The prospect of offering financial support created significant risks for the Department. The Department acted quickly to obtain the right financial and legal expertise and put in place in February 2005 the multidisciplinary team it needed to help it manage the significant risks it was taking. It was right for the Department not to go ahead with a loan facility when it became clear that the deal with SAIC would not proceed.
MG Rover went into administration on 8 April 2005, when its proposed deal with the Chinese company SAIC collapsed. The subsequent closure of MG Rover’s plant at Longbridge in the West Midlands resulted in the loss of almost 6,000 MG Rover jobs, with potentially serious adverse consequences for the local economy.

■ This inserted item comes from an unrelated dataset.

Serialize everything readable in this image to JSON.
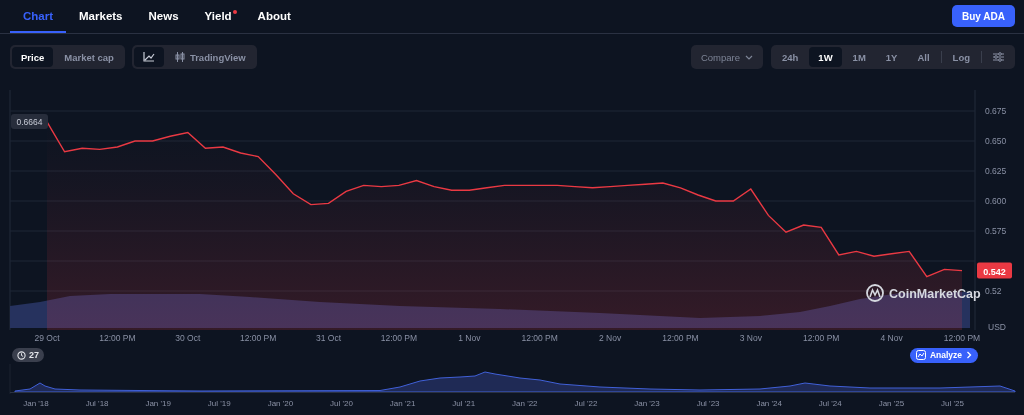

On 10 April 2005, with MG Rover in administration, the DTI announced a loan of £6.5 million to sustain the business for a week while the administrators sought to sell the Company as a going concern. If a sale could not be achieved, the loan was intended to assist the position of MG Rover’s workforce to be resolved in an orderly manner. The report recognises the benefits obtained by the loan but concludes that it is doubtful whether these benefits and the remote prospect of a going-concern sale presented the DTI with sufficiently good value for the loan.
While the negotiations with SAIC were underway, the DTI, working with the Regional Development Agency – Advantage West Midlands – and other public bodies, began in December 2004 to prepare in detail for the potential collapse of MG Rover.
The agencies on the ground did well to expand their capacity quickly to meet the immediate large increase in demand for services from the people made redundant from MG Rover and its supply chain. Redundancy pay and social security benefits were paid quickly. Employment and training advice services were expanded and the range of training programmes available extended. There is some evidence that some former employees have been frustrated by the time taken, for example, to get on training programmes, although others have been successful and obtained both training and employment. By early January 2006, 58 per cent of those people who had registered as unemployed were in jobs.
In the report the NAO makes a number of recommendations to improve decision-making, contingency planning, and the delivery of training and support in the event of a large-scale company failure.